(App and web page records)

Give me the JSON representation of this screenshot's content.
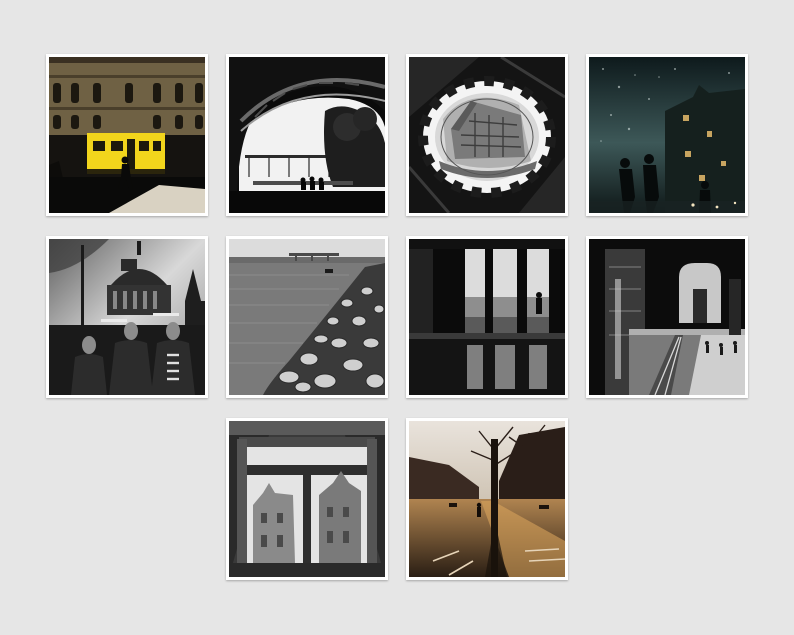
{
  "gallery": {
    "background_color": "#e6e6e6",
    "frame_color": "#ffffff",
    "photos": [
      {
        "subject": "yellow-tram"
      },
      {
        "subject": "bridge-arch"
      },
      {
        "subject": "convex-mirror"
      },
      {
        "subject": "rainy-reflection"
      },
      {
        "subject": "basilica-mannequins"
      },
      {
        "subject": "riverbank-rocks"
      },
      {
        "subject": "glass-doors"
      },
      {
        "subject": "arched-window-street"
      },
      {
        "subject": "window-church"
      },
      {
        "subject": "avenue-sunset"
      }
    ]
  }
}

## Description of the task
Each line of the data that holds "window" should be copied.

## Solved problem
        "subject": "arched-window-street"
        "subject": "window-church"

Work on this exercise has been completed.